Two interim reports have been issued by the UK’s Marine Accident Investigation Branch giving factual data on the foundering of the MV Swanland in the Irish Sea in November 2011 and the collision between the ACX Hibiscus and Hyundai Discovery in the eastern approaches to te Singapore Strait the following month.
Six lives were lost when the Swanland suffered structural failure an sank in rough seas.
The interim report descries the event: “Swanland was in the Irish Sea making good a course of 206° at a speed of around 5 knots over the ground (Figure 4). The vessel was heading into a south-westerly gale force wind with gusts of about 50 knots. The predicted tidal stream was south-south-west at a rate of 2.2 knots, and the sea was rough or very rough, with a significant wave height of approximately 4m. Swanland was pitching into the oncoming seas, but she was not slamming. She was also occasionally rolling up to an angle of approximately 6° and yawing between 10° and 15° of her intended heading.
Shortly before 0200, Swanland’s bow struck a large wave, after which her bow dipped as the wave moved along the length of the vessel. The bow then struck a second large wave. As the bow rose again, the officer of the watch (OOW) saw the starboard side bulwark amidships fold outboard. The forward most section of the aft hatch covers had also lifted and the bow appeared higher than usual. The OOW sounded the vessel’s general alarm in order to alert the rest of the crew, who were in their cabins.
Says MAIB:” The collection of a large amount of evidence is complete. However, the results of complex technical analyses of Swanland’s condition and longitudinal strength have yet to be finalised. Based on the evidence obtained and findings of these analyses, the MAIB’s investigation aims to determine the causes of Swanland’s catastrophic structural failure, and why only two of the vessel’s eight crew survived. It is anticipated that this work will be completed by the end of 2012.Thereafter, the Chief Inspector of Marine Accidents intends to identify appropriate safety issues and develop recommendations designed to prevent similar accidents occurring in the future.

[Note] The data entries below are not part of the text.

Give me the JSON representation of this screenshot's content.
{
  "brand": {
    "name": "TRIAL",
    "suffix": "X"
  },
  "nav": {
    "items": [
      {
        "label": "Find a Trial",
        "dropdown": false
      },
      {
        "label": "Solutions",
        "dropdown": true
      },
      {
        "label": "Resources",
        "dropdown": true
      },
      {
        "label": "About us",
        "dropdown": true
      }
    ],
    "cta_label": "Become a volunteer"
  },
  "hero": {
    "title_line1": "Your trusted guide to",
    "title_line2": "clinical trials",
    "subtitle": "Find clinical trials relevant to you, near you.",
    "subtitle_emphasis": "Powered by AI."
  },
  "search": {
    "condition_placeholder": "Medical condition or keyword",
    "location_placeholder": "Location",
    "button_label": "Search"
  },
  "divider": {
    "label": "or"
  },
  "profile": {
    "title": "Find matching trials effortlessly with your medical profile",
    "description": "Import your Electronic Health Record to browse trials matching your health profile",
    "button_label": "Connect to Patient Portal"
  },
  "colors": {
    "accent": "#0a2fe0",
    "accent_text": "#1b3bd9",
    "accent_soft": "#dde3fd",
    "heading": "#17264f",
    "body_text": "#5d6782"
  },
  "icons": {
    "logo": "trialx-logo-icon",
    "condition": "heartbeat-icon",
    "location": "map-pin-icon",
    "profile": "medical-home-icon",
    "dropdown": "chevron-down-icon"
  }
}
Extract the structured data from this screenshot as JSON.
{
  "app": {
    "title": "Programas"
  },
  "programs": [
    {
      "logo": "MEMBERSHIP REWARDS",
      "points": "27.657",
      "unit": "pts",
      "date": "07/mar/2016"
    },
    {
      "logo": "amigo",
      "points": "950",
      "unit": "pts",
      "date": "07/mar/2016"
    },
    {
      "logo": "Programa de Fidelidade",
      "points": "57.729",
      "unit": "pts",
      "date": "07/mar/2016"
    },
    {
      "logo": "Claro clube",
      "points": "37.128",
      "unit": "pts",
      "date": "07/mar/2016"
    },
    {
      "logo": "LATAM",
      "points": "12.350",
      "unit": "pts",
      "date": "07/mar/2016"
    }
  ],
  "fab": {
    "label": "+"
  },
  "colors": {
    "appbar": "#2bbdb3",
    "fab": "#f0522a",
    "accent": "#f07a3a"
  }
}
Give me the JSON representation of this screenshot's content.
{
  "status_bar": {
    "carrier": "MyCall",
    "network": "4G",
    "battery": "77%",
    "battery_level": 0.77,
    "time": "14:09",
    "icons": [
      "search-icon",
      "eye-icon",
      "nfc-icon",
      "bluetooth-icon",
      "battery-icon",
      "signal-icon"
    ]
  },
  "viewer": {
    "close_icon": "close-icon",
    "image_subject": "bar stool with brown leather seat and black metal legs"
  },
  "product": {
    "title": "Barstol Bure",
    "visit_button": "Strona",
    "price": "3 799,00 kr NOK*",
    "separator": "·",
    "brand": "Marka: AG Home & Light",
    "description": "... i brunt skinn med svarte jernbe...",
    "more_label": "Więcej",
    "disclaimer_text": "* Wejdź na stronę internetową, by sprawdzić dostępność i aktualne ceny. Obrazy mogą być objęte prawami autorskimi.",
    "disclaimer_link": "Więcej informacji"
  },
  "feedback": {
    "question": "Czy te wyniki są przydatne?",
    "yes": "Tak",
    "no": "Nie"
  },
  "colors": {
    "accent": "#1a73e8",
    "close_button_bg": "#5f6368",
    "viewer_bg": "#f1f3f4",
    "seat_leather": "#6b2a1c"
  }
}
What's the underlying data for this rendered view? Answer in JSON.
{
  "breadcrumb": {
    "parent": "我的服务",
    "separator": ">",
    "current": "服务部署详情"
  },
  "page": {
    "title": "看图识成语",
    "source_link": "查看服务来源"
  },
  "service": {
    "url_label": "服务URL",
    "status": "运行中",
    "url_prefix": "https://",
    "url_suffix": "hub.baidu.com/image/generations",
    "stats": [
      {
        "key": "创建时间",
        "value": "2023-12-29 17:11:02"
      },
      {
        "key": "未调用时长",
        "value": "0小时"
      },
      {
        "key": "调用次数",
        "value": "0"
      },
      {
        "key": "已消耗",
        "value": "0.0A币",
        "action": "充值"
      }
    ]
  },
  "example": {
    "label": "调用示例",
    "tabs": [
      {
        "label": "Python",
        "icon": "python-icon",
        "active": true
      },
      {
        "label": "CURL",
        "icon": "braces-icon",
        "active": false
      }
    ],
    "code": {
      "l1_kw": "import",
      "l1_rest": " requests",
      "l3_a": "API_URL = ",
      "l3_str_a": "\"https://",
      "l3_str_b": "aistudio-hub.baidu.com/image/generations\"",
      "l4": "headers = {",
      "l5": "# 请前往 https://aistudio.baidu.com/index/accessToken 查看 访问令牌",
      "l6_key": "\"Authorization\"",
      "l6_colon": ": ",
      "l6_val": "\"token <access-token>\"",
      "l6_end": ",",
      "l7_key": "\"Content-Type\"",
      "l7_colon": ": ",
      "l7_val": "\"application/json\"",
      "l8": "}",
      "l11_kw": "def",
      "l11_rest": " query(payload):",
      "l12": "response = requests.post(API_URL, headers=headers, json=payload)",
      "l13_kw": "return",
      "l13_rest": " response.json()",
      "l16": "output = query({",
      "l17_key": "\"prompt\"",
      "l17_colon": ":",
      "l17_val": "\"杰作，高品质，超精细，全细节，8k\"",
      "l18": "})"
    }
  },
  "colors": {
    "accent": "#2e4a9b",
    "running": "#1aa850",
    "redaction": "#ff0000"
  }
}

It is envisaged that the final investigation report will be published in April 2013, following consultation with interested parties.
The investigation into the collision between the containerships ACX Hibiscus and Hyundai Discovery is being carried out with Panama Maritime Authority.
Visibility at the time was restricted by localised heavy rain. Both vessels’ officers of the watch took action to avoid the collision
only after they saw the other vessel emerge from the rain shower at very close range. This was too late to be effective. Both vessels were severely damaged; nobody was injured and no pollution was reported.
Says the interim report: “The United Kingdom registered Hyundai Discovery was inbound to Singapore and the Panamanian registered ACX Hibiscus was outbound from Singapore. The bridge watches on both vessels were being kept by chief officers.
ACX Hibiscus’s chief officer, unaware of Hyundai Discovery’s course and position, turned his vessel to the north to follow its planned route. He did not conduct an adequate check that it was safe to turn before he began to alter course. Despite being alerted to Hyundai Discovery’s position by his own third officer and several radio warnings from Hyundai Discovery’s chief officer,
ACX Hibiscus’s chief officer continued to turn his vessel into Hyundai Discovery’s path.
The draft of the investigation’s final report is currently with stakeholders for a period of consultation prior to publication. It is envisaged that the final investigation report will be published in February 2013.